Ragged Clown

It's just a shadow you're seeing that he's chasing…


It Changed My Life – Book Four

When I returned from travelling around the world, I took a crappy job fixing avionics on planes at Heathrow Airport. Ooooooooooh how I hated that job. I quit after about three months with no idea of what to do next. Eventually, I narrowed it down to one of five things.

  • Six years in the navy had not cured me of my love of the sea. I applied for a job on a millionaire’s yacht based in Antibes.
  • I rather liked tropical islands. I applied for a job fixing satellite tracking equipment on Ascension Island.
  • I rather liked “abroad” in general. I applied for a course to learn to teach English as a foreign language (TEFL).
  • I had a tiny twinge of regret that I had not been to university. I applied to Cambridge.
  • I vaguely remembered that I had been good with computers as a lad. I applied for an adult education class in software engineering.

I didn’t really have a strong preference and decided to accept the first offer that arrived in my letterbox. Software engineering came in first so software engineering it was. I headed up to the East End of London for a five-month course.

If you have ever been to Whitechapel, you will know that it is one of the poorest, crappiest parts of London and home to recent immigrants, gangsters and outcasts. Imagine a neighbourhood that has not changed one whit since Jack the Ripper’s reign of terror. That should help you picture the environs of my classroom.
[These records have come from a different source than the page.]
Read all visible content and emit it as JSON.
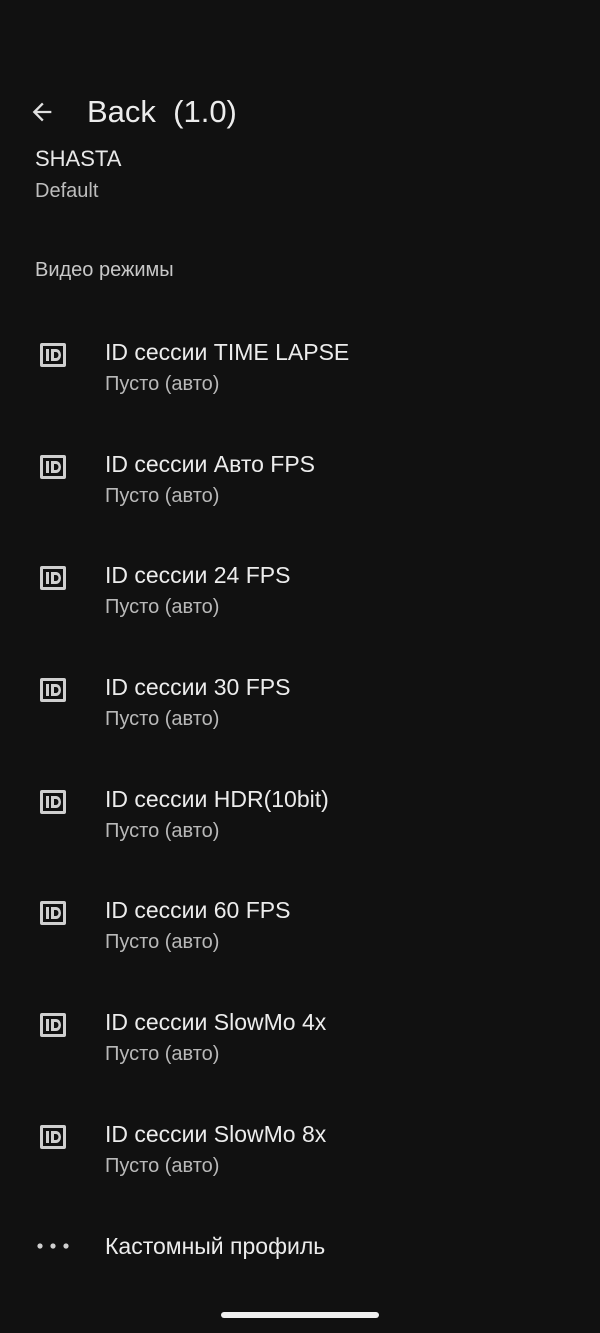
{
  "app_bar": {
    "title": "Back  (1.0)",
    "back_icon": "arrow-back-icon"
  },
  "previous_item": {
    "title": "SHASTA",
    "summary": "Default"
  },
  "section": {
    "header": "Видео режимы"
  },
  "items": [
    {
      "title": "ID сессии TIME LAPSE",
      "summary": "Пусто (авто)",
      "icon": "id-badge-icon"
    },
    {
      "title": "ID сессии Авто FPS",
      "summary": "Пусто (авто)",
      "icon": "id-badge-icon"
    },
    {
      "title": "ID сессии 24 FPS",
      "summary": "Пусто (авто)",
      "icon": "id-badge-icon"
    },
    {
      "title": "ID сессии 30 FPS",
      "summary": "Пусто (авто)",
      "icon": "id-badge-icon"
    },
    {
      "title": "ID сессии HDR(10bit)",
      "summary": "Пусто (авто)",
      "icon": "id-badge-icon"
    },
    {
      "title": "ID сессии 60 FPS",
      "summary": "Пусто (авто)",
      "icon": "id-badge-icon"
    },
    {
      "title": "ID сессии SlowMo 4x",
      "summary": "Пусто (авто)",
      "icon": "id-badge-icon"
    },
    {
      "title": "ID сессии SlowMo 8x",
      "summary": "Пусто (авто)",
      "icon": "id-badge-icon"
    }
  ],
  "custom_profile": {
    "title": "Кастомный профиль",
    "icon": "more-dots-icon"
  },
  "colors": {
    "background": "#111111",
    "text_primary": "#ececec",
    "text_secondary": "#b9b9b9"
  }
}
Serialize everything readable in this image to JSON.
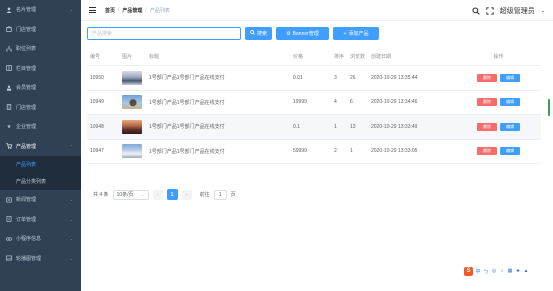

If you have ever been unemployed in England, you will know that there is a prevailing threat that your benefits will stop unless you attend an endless stream of adult education classes. That should help you picture my fellow students.

Our instructor was a total nutcase. It was not clear that he had ever programmed a computer before but that didn’t stop him from having a sackful of forceful opinions about software engineering. Fortunately, he only showed up for class about one day in four.

The Blind Beggar, Whitechapel

My fellow students were delighted. There was a pub next door and I got pretty good at pool. Winner Stays On was the prevailing convention and one of the highlights of my life was racking up for the first game at 11 AM and not leaving the table until the pub closed at 11 PM after thrashing all-comers including several shady-looking characters as the evening hours wore on and the bar filled with gangsters.

A few weeks into our course, the four of us who were not receiving unemployment benefits decided to complain about the lack of an instructor. The company that ran the course—fearing for their government funding—promised to find us a new teacher and they gave us a copy of The C Programming Language by Kernighan and Ritchie to help pass the time while they searched for the new guy.

I opened the book and, on the very first page, was the program that changed my life.

#include <stdio.h>
int main()
  printf("hello, world\n");
  return 0;

Our new instructor eventually showed up and tried to teach us ADA but I wasn’t interested. I already had my White Book. I had my passport to a successful career in software.

Kernighan and Ritchie

Two weeks later, I finished my first big C program. It was an editor for sheet music that could play the music you typed in. Two months later, I had my first programming job [remind me to tell you about my first gig at Reuters]. Two years after that, I was managing a 12-person team building insurance software (Ultima is still on sale 30 years later!). Two more years and I was working on Wall Street. Two more years, Silicon Valley.

My story is not complete unless I tell you about the Women into Technology class next door or, rather, about Rita, a Maltese woman in that class and how we moved in together and… well… that’s a longer story and I’ll save it for another day

The very day that I started my class, I received a letter from Antibes requesting that I fly down for an interview on that millionaire’s superyacht but I’d already made my choice and I stuck with it. I wonder how my life would have been different if I had gotten on that plane.